**Exercise aim**
Reproduce the data that follows in its entirety, character for character.

Available records Block Start

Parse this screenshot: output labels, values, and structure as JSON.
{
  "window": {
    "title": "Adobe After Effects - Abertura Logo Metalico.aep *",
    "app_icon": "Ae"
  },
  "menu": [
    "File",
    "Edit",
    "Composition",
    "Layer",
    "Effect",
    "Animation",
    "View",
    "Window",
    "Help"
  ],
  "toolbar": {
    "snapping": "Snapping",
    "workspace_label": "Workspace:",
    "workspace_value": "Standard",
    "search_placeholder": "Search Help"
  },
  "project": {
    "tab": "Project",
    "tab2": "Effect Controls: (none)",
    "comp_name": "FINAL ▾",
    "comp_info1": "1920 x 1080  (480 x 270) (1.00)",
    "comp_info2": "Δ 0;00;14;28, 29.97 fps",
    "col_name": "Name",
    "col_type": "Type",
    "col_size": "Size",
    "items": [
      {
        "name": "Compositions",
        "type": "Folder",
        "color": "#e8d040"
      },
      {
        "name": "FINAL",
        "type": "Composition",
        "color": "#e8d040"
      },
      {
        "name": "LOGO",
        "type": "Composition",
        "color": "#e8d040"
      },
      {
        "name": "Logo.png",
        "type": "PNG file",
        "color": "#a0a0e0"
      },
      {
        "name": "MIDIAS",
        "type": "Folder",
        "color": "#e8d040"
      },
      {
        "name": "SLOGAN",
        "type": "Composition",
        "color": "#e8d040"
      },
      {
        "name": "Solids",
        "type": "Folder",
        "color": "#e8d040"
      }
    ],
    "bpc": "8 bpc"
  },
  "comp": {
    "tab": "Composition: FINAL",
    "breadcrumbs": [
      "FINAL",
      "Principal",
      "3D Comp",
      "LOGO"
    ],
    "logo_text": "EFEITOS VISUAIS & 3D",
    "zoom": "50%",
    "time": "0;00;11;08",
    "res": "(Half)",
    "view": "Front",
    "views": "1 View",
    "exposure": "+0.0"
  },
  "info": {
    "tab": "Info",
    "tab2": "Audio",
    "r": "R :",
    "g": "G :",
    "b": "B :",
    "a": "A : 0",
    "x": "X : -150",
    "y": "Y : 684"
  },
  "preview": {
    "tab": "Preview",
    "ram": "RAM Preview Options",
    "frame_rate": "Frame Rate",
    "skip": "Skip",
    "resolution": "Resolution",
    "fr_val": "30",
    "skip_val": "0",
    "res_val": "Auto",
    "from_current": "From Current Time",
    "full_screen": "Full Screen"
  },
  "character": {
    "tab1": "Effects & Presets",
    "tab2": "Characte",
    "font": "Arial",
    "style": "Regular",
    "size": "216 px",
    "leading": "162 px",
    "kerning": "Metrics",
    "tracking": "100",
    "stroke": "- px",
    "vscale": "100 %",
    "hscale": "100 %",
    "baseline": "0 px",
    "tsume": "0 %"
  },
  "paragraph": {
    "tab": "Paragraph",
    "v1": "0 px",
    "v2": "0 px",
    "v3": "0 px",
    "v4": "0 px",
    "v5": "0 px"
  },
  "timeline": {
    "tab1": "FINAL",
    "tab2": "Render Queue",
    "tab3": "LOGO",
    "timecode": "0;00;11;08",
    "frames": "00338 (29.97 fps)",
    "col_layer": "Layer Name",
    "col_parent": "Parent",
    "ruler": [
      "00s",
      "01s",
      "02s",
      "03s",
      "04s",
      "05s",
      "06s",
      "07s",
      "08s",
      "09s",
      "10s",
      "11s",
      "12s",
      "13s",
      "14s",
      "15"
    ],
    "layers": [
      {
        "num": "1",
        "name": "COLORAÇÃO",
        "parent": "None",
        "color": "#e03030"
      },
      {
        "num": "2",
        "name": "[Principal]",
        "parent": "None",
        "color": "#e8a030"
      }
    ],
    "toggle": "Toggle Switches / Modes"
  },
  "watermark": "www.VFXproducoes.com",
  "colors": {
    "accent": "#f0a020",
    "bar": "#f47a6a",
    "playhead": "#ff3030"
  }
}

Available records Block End

**Solution**
Parse this screenshot: output labels, values, and structure as JSON.
{
  "window": {
    "title": "Adobe After Effects - Abertura Logo Metalico.aep *",
    "app_icon": "Ae"
  },
  "menu": [
    "File",
    "Edit",
    "Composition",
    "Layer",
    "Effect",
    "Animation",
    "View",
    "Window",
    "Help"
  ],
  "toolbar": {
    "snapping": "Snapping",
    "workspace_label": "Workspace:",
    "workspace_value": "Standard",
    "search_placeholder": "Search Help"
  },
  "project": {
    "tab": "Project",
    "tab2": "Effect Controls: (none)",
    "comp_name": "FINAL ▾",
    "comp_info1": "1920 x 1080  (480 x 270) (1.00)",
    "comp_info2": "Δ 0;00;14;28, 29.97 fps",
    "col_name": "Name",
    "col_type": "Type",
    "col_size": "Size",
    "items": [
      {
        "name": "Compositions",
        "type": "Folder",
        "color": "#e8d040"
      },
      {
        "name": "FINAL",
        "type": "Composition",
        "color": "#e8d040"
      },
      {
        "name": "LOGO",
        "type": "Composition",
        "color": "#e8d040"
      },
      {
        "name": "Logo.png",
        "type": "PNG file",
        "color": "#a0a0e0"
      },
      {
        "name": "MIDIAS",
        "type": "Folder",
        "color": "#e8d040"
      },
      {
        "name": "SLOGAN",
        "type": "Composition",
        "color": "#e8d040"
      },
      {
        "name": "Solids",
        "type": "Folder",
        "color": "#e8d040"
      }
    ],
    "bpc": "8 bpc"
  },
  "comp": {
    "tab": "Composition: FINAL",
    "breadcrumbs": [
      "FINAL",
      "Principal",
      "3D Comp",
      "LOGO"
    ],
    "logo_text": "EFEITOS VISUAIS & 3D",
    "zoom": "50%",
    "time": "0;00;11;08",
    "res": "(Half)",
    "view": "Front",
    "views": "1 View",
    "exposure": "+0.0"
  },
  "info": {
    "tab": "Info",
    "tab2": "Audio",
    "r": "R :",
    "g": "G :",
    "b": "B :",
    "a": "A : 0",
    "x": "X : -150",
    "y": "Y : 684"
  },
  "preview": {
    "tab": "Preview",
    "ram": "RAM Preview Options",
    "frame_rate": "Frame Rate",
    "skip": "Skip",
    "resolution": "Resolution",
    "fr_val": "30",
    "skip_val": "0",
    "res_val": "Auto",
    "from_current": "From Current Time",
    "full_screen": "Full Screen"
  },
  "character": {
    "tab1": "Effects & Presets",
    "tab2": "Characte",
    "font": "Arial",
    "style": "Regular",
    "size": "216 px",
    "leading": "162 px",
    "kerning": "Metrics",
    "tracking": "100",
    "stroke": "- px",
    "vscale": "100 %",
    "hscale": "100 %",
    "baseline": "0 px",
    "tsume": "0 %"
  },
  "paragraph": {
    "tab": "Paragraph",
    "v1": "0 px",
    "v2": "0 px",
    "v3": "0 px",
    "v4": "0 px",
    "v5": "0 px"
  },
  "timeline": {
    "tab1": "FINAL",
    "tab2": "Render Queue",
    "tab3": "LOGO",
    "timecode": "0;00;11;08",
    "frames": "00338 (29.97 fps)",
    "col_layer": "Layer Name",
    "col_parent": "Parent",
    "ruler": [
      "00s",
      "01s",
      "02s",
      "03s",
      "04s",
      "05s",
      "06s",
      "07s",
      "08s",
      "09s",
      "10s",
      "11s",
      "12s",
      "13s",
      "14s",
      "15"
    ],
    "layers": [
      {
        "num": "1",
        "name": "COLORAÇÃO",
        "parent": "None",
        "color": "#e03030"
      },
      {
        "num": "2",
        "name": "[Principal]",
        "parent": "None",
        "color": "#e8a030"
      }
    ],
    "toggle": "Toggle Switches / Modes"
  },
  "watermark": "www.VFXproducoes.com",
  "colors": {
    "accent": "#f0a020",
    "bar": "#f47a6a",
    "playhead": "#ff3030"
  }
}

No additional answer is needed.